Fort Wayne, Ind. — General Motors Co.'s new carbon fiber pickup box for the GMC Sierra is the tip of the iceberg for what the automaker could do with the lightweight material.
While automakers have used carbon fiber for supercars and sparingly in other vehicles, including the Chevrolet Corvette, future use cases from GM are expected to be more apparent and accessible for everyday vehicle buyers.
The most logical expansion for the GMC-branded CarbonPro box is for the boxes of the Sierra's sibling, the Chevrolet Silverado 1500, as well as GM's next-generation midsize and heavy-duty pickups.

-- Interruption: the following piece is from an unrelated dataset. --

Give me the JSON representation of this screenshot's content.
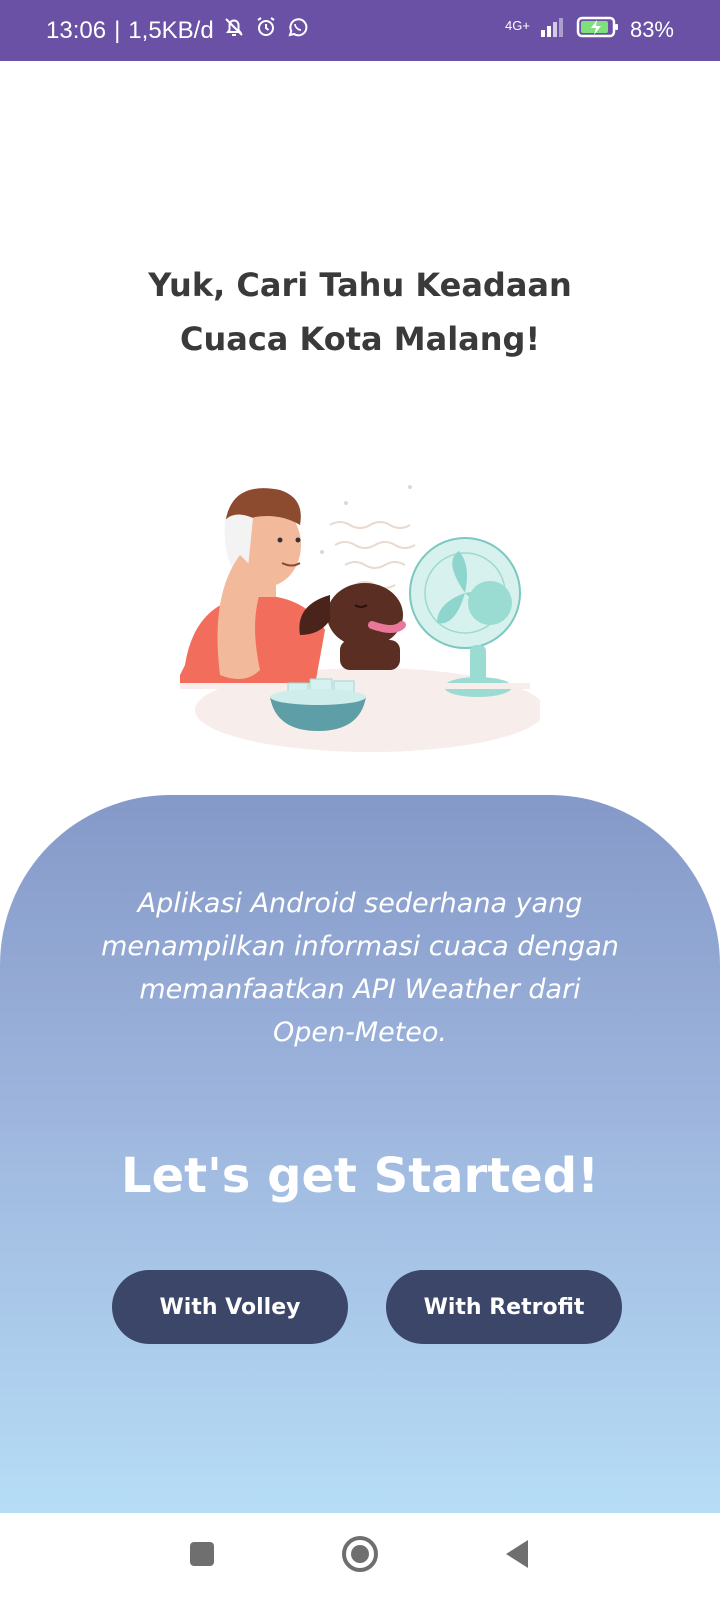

The possibilities grow from there, though they're largely dependent on cost.
"It's a structural material," said Mark Voss, engineering group manager for Detroit-based GM's pickup boxes. "Logically, you could deduce that if we make it out of steel, we could make it out of carbon."
Voss, who declined to comment on any potential future use cases, said it's a matter of "wherever it makes business sense, wherever it makes consumer sense."

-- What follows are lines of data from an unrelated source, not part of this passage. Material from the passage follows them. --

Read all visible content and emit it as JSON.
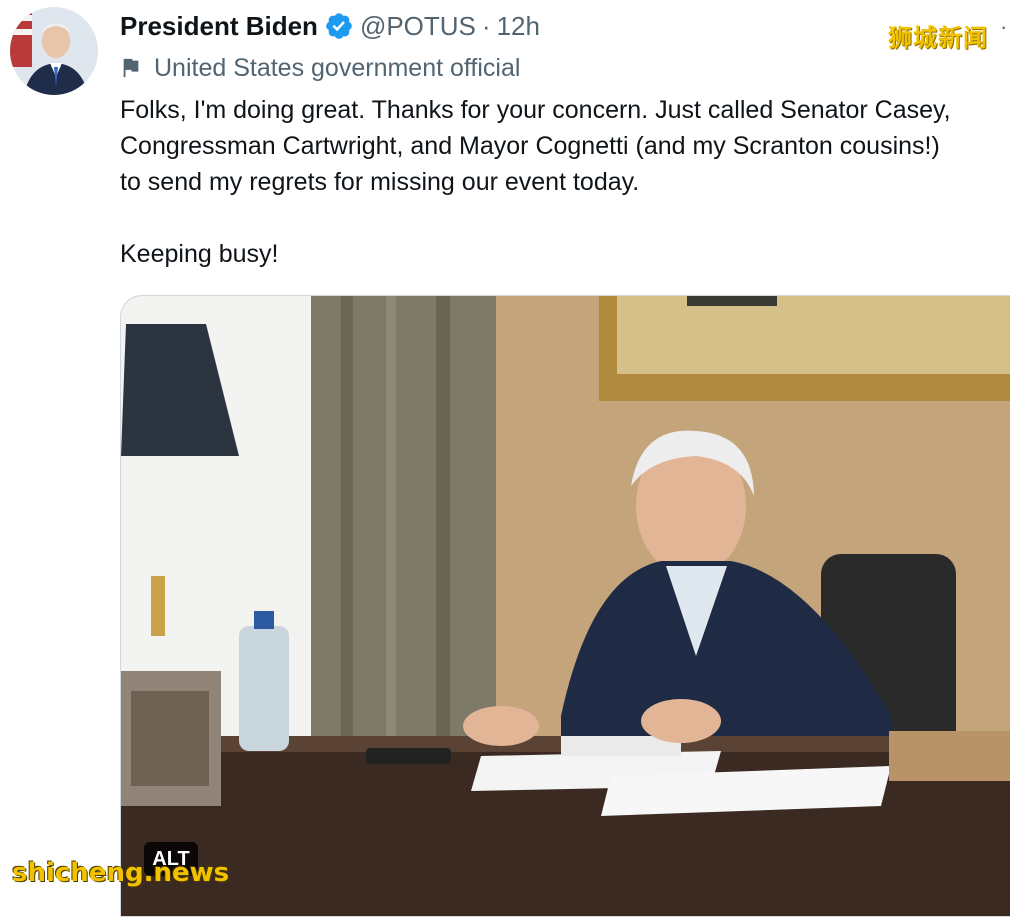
{
  "tweet": {
    "author_name": "President Biden",
    "handle": "@POTUS",
    "separator": "·",
    "time": "12h",
    "more_label": "·",
    "affiliation": "United States government official",
    "lines": [
      "Folks, I'm doing great. Thanks for your concern. Just called Senator Casey,",
      "Congressman Cartwright, and Mayor Cognetti (and my Scranton cousins!)",
      "to send my regrets for missing our event today."
    ],
    "closing_line": "Keeping busy!",
    "media_alt_badge": "ALT"
  },
  "watermarks": {
    "top": "狮城新闻",
    "bottom": "shicheng.news"
  },
  "colors": {
    "verified_blue": "#1d9bf0",
    "muted_text": "#536471",
    "watermark_yellow": "#f2c200"
  },
  "icons": {
    "verified": "verified-badge-icon",
    "affiliation": "flag-icon"
  }
}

GM determined the pickup box made the most sense as a way to create scale and bring the cost down — a similar strategy to Ford Motor Co.'s decision to switch to aluminum bodies for its pickups and SUVs.
Starting with a carbon fiber box on high-end Denali and AT4 models of the 2019 GMC Sierra — available beginning early summer — also allowed GM and its supplier partner, Japan-based Teijin Ltd.'s Continental Structural Plastics, to do less testing to get to market than with an occupant compartment such as the cab.
Voss, who previously led carbon fiber development for Corvettes, said GM still had to do significantly more development, testing and validation for the carbon fiber box than it would have with a typical steel bed.
"Steel boxes have been around for 100 years; you don't have to do that level of developmental work on a steel box," he said, adding that GM has been working for eight years on the carbon fiber box. "Once you do the production design, you validate it [by the] normal process."
Part of that process unexpectedly created a marketing campaign that poked holes at Ford's use of aluminum in its pickup beds.
While testing the durability of the carbon fiber box, GM benchmarked it against other pickups, including its own trucks and the F-150, by throwing objects such as sledgehammers and cinder blocks onto the bed.
While the objects barely impacted the carbon fiber, if at all, engineers recorded videos of some objects piercing Ford's aluminum bed.
Those videos led to a 2016 marketing campaign for the current-generation Chevrolet Silverado, which had less damage than the aluminum bed.
"That whole scenario was based off the CarbonPro," Voss said. "At the time we couldn't set that third truck in the commercial showing the CarbonPro."
The carbon fiber box is being produced at a Continental Structural Plastics facility outside Fort Wayne, near where GM produces the Sierra and Silverado 1500 models.
The process includes presses and other equipment specifically developed for carbon fiber, including a massive, GM-owned 3,600-ton press that makes the main components of the box, including the bed and sides.
GM hasn't announced pricing for the CarbonPro box.